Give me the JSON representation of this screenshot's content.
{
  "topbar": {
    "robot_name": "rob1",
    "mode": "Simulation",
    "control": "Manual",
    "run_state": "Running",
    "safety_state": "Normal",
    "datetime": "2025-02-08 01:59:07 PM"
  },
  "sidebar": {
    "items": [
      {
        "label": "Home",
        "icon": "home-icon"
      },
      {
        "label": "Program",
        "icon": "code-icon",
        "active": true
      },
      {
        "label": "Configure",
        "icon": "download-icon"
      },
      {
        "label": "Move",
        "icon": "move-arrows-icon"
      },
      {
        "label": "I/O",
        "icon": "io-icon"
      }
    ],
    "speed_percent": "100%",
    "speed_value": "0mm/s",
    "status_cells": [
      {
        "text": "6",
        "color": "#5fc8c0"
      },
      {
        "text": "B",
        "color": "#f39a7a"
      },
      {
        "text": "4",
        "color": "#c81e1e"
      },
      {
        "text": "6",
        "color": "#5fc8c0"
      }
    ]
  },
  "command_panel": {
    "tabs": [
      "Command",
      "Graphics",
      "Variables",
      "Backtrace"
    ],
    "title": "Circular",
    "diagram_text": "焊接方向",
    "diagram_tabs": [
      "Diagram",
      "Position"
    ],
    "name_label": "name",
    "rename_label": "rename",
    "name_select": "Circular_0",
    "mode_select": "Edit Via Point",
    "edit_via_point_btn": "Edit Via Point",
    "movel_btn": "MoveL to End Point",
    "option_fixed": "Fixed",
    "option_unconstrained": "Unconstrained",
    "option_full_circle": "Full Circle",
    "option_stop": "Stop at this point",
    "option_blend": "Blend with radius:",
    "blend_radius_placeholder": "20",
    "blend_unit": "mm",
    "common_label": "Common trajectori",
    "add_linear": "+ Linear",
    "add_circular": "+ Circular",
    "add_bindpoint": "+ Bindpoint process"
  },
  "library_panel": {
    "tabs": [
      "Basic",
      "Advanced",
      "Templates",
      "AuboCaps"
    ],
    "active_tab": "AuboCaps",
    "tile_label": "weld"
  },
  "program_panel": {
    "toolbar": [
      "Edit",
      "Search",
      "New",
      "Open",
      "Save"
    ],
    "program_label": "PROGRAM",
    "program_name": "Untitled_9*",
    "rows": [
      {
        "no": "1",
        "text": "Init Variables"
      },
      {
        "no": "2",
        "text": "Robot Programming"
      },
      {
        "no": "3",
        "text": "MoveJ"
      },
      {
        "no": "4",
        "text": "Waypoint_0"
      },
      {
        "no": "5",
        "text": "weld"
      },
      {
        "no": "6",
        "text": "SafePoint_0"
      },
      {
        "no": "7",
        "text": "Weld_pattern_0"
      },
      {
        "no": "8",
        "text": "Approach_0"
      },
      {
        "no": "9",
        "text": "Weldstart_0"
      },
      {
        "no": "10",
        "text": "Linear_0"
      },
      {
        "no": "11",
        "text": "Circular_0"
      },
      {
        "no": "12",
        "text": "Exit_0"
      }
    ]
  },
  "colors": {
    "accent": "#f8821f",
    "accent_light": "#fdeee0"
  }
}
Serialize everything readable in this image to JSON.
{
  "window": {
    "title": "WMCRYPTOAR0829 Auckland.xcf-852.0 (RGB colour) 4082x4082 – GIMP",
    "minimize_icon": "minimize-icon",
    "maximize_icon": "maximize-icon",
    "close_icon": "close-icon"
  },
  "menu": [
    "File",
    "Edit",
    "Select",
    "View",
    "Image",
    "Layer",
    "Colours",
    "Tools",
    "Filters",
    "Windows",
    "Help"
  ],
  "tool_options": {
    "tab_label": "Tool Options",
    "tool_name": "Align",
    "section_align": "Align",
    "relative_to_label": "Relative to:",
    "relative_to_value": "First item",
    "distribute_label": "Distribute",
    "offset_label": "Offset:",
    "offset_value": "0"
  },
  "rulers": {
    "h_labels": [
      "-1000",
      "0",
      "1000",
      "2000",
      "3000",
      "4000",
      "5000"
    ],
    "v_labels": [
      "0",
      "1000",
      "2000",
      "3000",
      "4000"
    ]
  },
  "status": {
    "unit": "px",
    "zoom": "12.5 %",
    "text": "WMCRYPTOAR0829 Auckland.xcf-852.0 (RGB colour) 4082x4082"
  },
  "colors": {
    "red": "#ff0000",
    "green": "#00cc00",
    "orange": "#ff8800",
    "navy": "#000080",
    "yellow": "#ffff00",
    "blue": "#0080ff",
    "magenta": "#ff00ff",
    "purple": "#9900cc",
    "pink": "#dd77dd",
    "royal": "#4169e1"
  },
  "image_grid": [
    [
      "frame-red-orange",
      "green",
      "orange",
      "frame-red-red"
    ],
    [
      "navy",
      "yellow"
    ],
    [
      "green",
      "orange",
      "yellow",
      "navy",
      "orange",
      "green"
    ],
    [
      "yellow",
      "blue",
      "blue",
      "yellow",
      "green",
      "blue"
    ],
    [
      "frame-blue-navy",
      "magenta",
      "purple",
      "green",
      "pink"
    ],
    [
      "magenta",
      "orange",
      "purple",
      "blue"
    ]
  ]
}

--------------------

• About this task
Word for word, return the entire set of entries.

• Result of the exercise
Give me the JSON representation of this screenshot's content.
{
  "topbar": {
    "robot_name": "rob1",
    "mode": "Simulation",
    "control": "Manual",
    "run_state": "Running",
    "safety_state": "Normal",
    "datetime": "2025-02-08 01:59:07 PM"
  },
  "sidebar": {
    "items": [
      {
        "label": "Home",
        "icon": "home-icon"
      },
      {
        "label": "Program",
        "icon": "code-icon",
        "active": true
      },
      {
        "label": "Configure",
        "icon": "download-icon"
      },
      {
        "label": "Move",
        "icon": "move-arrows-icon"
      },
      {
        "label": "I/O",
        "icon": "io-icon"
      }
    ],
    "speed_percent": "100%",
    "speed_value": "0mm/s",
    "status_cells": [
      {
        "text": "6",
        "color": "#5fc8c0"
      },
      {
        "text": "B",
        "color": "#f39a7a"
      },
      {
        "text": "4",
        "color": "#c81e1e"
      },
      {
        "text": "6",
        "color": "#5fc8c0"
      }
    ]
  },
  "command_panel": {
    "tabs": [
      "Command",
      "Graphics",
      "Variables",
      "Backtrace"
    ],
    "title": "Circular",
    "diagram_text": "焊接方向",
    "diagram_tabs": [
      "Diagram",
      "Position"
    ],
    "name_label": "name",
    "rename_label": "rename",
    "name_select": "Circular_0",
    "mode_select": "Edit Via Point",
    "edit_via_point_btn": "Edit Via Point",
    "movel_btn": "MoveL to End Point",
    "option_fixed": "Fixed",
    "option_unconstrained": "Unconstrained",
    "option_full_circle": "Full Circle",
    "option_stop": "Stop at this point",
    "option_blend": "Blend with radius:",
    "blend_radius_placeholder": "20",
    "blend_unit": "mm",
    "common_label": "Common trajectori",
    "add_linear": "+ Linear",
    "add_circular": "+ Circular",
    "add_bindpoint": "+ Bindpoint process"
  },
  "library_panel": {
    "tabs": [
      "Basic",
      "Advanced",
      "Templates",
      "AuboCaps"
    ],
    "active_tab": "AuboCaps",
    "tile_label": "weld"
  },
  "program_panel": {
    "toolbar": [
      "Edit",
      "Search",
      "New",
      "Open",
      "Save"
    ],
    "program_label": "PROGRAM",
    "program_name": "Untitled_9*",
    "rows": [
      {
        "no": "1",
        "text": "Init Variables"
      },
      {
        "no": "2",
        "text": "Robot Programming"
      },
      {
        "no": "3",
        "text": "MoveJ"
      },
      {
        "no": "4",
        "text": "Waypoint_0"
      },
      {
        "no": "5",
        "text": "weld"
      },
      {
        "no": "6",
        "text": "SafePoint_0"
      },
      {
        "no": "7",
        "text": "Weld_pattern_0"
      },
      {
        "no": "8",
        "text": "Approach_0"
      },
      {
        "no": "9",
        "text": "Weldstart_0"
      },
      {
        "no": "10",
        "text": "Linear_0"
      },
      {
        "no": "11",
        "text": "Circular_0"
      },
      {
        "no": "12",
        "text": "Exit_0"
      }
    ]
  },
  "colors": {
    "accent": "#f8821f",
    "accent_light": "#fdeee0"
  }
}
Serialize everything readable in this image to JSON.
{
  "window": {
    "title": "WMCRYPTOAR0829 Auckland.xcf-852.0 (RGB colour) 4082x4082 – GIMP",
    "minimize_icon": "minimize-icon",
    "maximize_icon": "maximize-icon",
    "close_icon": "close-icon"
  },
  "menu": [
    "File",
    "Edit",
    "Select",
    "View",
    "Image",
    "Layer",
    "Colours",
    "Tools",
    "Filters",
    "Windows",
    "Help"
  ],
  "tool_options": {
    "tab_label": "Tool Options",
    "tool_name": "Align",
    "section_align": "Align",
    "relative_to_label": "Relative to:",
    "relative_to_value": "First item",
    "distribute_label": "Distribute",
    "offset_label": "Offset:",
    "offset_value": "0"
  },
  "rulers": {
    "h_labels": [
      "-1000",
      "0",
      "1000",
      "2000",
      "3000",
      "4000",
      "5000"
    ],
    "v_labels": [
      "0",
      "1000",
      "2000",
      "3000",
      "4000"
    ]
  },
  "status": {
    "unit": "px",
    "zoom": "12.5 %",
    "text": "WMCRYPTOAR0829 Auckland.xcf-852.0 (RGB colour) 4082x4082"
  },
  "colors": {
    "red": "#ff0000",
    "green": "#00cc00",
    "orange": "#ff8800",
    "navy": "#000080",
    "yellow": "#ffff00",
    "blue": "#0080ff",
    "magenta": "#ff00ff",
    "purple": "#9900cc",
    "pink": "#dd77dd",
    "royal": "#4169e1"
  },
  "image_grid": [
    [
      "frame-red-orange",
      "green",
      "orange",
      "frame-red-red"
    ],
    [
      "navy",
      "yellow"
    ],
    [
      "green",
      "orange",
      "yellow",
      "navy",
      "orange",
      "green"
    ],
    [
      "yellow",
      "blue",
      "blue",
      "yellow",
      "green",
      "blue"
    ],
    [
      "frame-blue-navy",
      "magenta",
      "purple",
      "green",
      "pink"
    ],
    [
      "magenta",
      "orange",
      "purple",
      "blue"
    ]
  ]
}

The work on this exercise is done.